Life, Earth and Space
Dec. 12, 2008—A detailed analysis of the measurements of five different satellites have revealed the existence of the warm plasma cloak, a new region of the magnetosphere, which is the invisible shield of magnetic fields and electrically charged particles that surround and protect Earth from the onslaught of the solar wind.
Oct. 14, 2008—When biologist Ken Catania heard about the peculiar practice of worm grunting practiced in the Apalachicola National Forest in the Florida Panhandle, one of his first thoughts was an observation made by Charles Darwin.
Oct. 6, 2008—What does a mixture of two different kinds of cells have in common with a mixture of oil and water? The same basic force causes both mixtures to separate into two distinct regions.
Sep. 30, 2008—An interdisciplinary group of scientists has obtained the first detailed information about the structure of the most destructive group of plant viruses known: flexible filamentous viruses.
Sep. 3, 2008—Scientists have detected previously unnoticed chemical signals that individual cells in the immune system use to communicate with each other over short distances.
Aug. 15, 2008—"Global Warming – What do we know and what we should do?" is the title of a free public lecture that will be given Thursday afternoon, Sept. 4, on the Vanderbilt University campus.
Jun. 18, 2008—The analysis of the youngest pair of identical twin stars yet discovered has revealed surprising differences in brightness, surface temperature and possibly even the size of the two. The study, which is published in the June 19 issue of the journal Nature, suggests that one of the stars formed significantly earlier than its twin.

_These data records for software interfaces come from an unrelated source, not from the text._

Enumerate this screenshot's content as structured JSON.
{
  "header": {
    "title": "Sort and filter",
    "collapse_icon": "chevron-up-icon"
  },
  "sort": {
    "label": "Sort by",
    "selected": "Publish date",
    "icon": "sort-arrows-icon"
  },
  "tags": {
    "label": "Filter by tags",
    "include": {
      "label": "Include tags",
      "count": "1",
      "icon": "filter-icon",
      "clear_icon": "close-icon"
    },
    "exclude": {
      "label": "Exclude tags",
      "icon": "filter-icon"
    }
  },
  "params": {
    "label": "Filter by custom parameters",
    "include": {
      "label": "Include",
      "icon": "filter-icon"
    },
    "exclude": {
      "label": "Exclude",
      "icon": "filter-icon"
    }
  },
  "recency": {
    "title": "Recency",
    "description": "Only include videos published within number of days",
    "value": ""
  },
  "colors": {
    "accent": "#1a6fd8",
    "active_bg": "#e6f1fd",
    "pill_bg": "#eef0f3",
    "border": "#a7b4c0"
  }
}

Jun. 6, 2008—Vanderbilt astronomers have constructed a special-purpose telescope that will allow them to participate in one of the hottest areas in astronomy-- the hunt for earthlike planets circling other stars.

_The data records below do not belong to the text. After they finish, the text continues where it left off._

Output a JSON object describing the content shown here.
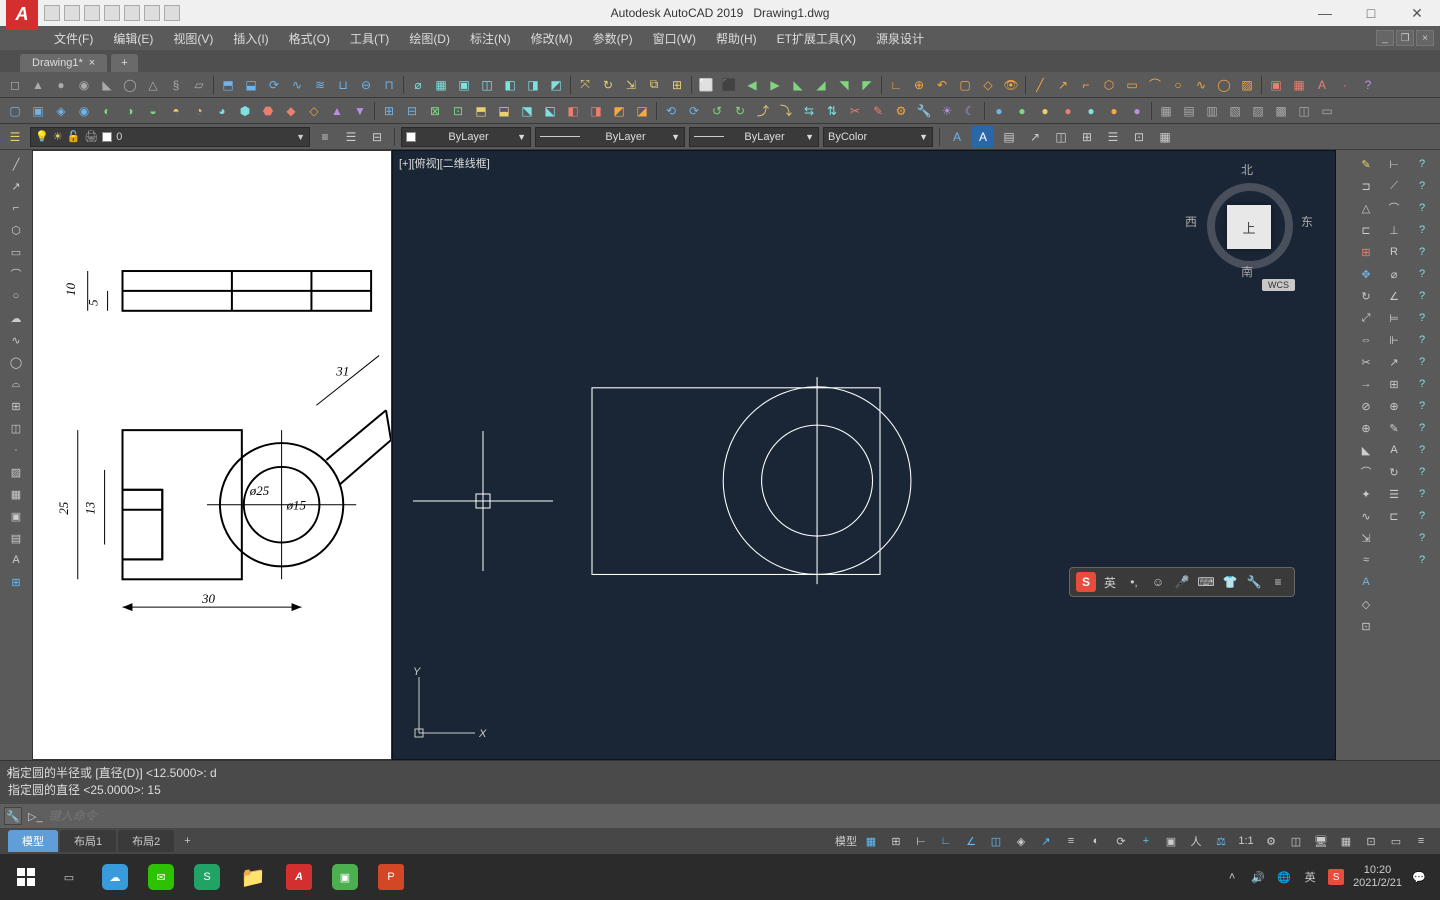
{
  "title": {
    "app": "Autodesk AutoCAD 2019",
    "file": "Drawing1.dwg"
  },
  "app_icon_letter": "A",
  "menubar": [
    "文件(F)",
    "编辑(E)",
    "视图(V)",
    "插入(I)",
    "格式(O)",
    "工具(T)",
    "绘图(D)",
    "标注(N)",
    "修改(M)",
    "参数(P)",
    "窗口(W)",
    "帮助(H)",
    "ET扩展工具(X)",
    "源泉设计"
  ],
  "filetab": {
    "name": "Drawing1*",
    "add": "+"
  },
  "layer": {
    "current": "0"
  },
  "prop": {
    "color_label": "ByLayer",
    "ltype": "ByLayer",
    "lweight": "ByLayer",
    "plot": "ByColor"
  },
  "viewport_label": "[+][俯视][二维线框]",
  "viewcube": {
    "top": "上",
    "n": "北",
    "s": "南",
    "e": "东",
    "w": "西",
    "wcs": "WCS"
  },
  "ucs": {
    "x": "X",
    "y": "Y"
  },
  "cmd_history": [
    "指定圆的半径或 [直径(D)] <12.5000>: d",
    "指定圆的直径 <25.0000>: 15"
  ],
  "cmd_placeholder": "键入命令",
  "cmd_close": "×",
  "layout_tabs": {
    "model": "模型",
    "l1": "布局1",
    "l2": "布局2",
    "add": "+"
  },
  "status": {
    "model": "模型",
    "scale": "1:1"
  },
  "ime": {
    "logo": "S",
    "lang": "英"
  },
  "tray": {
    "ime": "英",
    "time": "10:20",
    "date": "2021/2/21"
  },
  "ref_dims": {
    "d10": "10",
    "d5": "5",
    "d25": "25",
    "d13": "13",
    "d30": "30",
    "d31": "31",
    "phi25": "ø25",
    "phi15": "ø15"
  },
  "win_btns": {
    "min": "—",
    "max": "□",
    "close": "✕"
  }
}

Apr. 28, 2008—Shape matters, even in hearing.
Apr. 15, 2008—A new method that uses nanotechnology to rapidly measure minute amounts of insulin is a major step toward developing the ability to assess the health of the body\'s insulin-producing cells in real time.
Mar. 13, 2008—Nobel laureate George F. Smoot from the University of California, Berkeley will give a free public lecture about what the latest studies of the variations in fossil radiation called the cosmic background radiation (CBR) are revealing about the nature of the embryonic universe shortly after its origin in the Big Bang.
Mar. 6, 2008—Exploding stars and black holes. Colliding galaxies and dark matter. Dark energy and cosmic inflation. The universe that modern science has revealed is strange and wild and beautiful, but doesn\'t seem particularly hospitable to life or very comprehensible.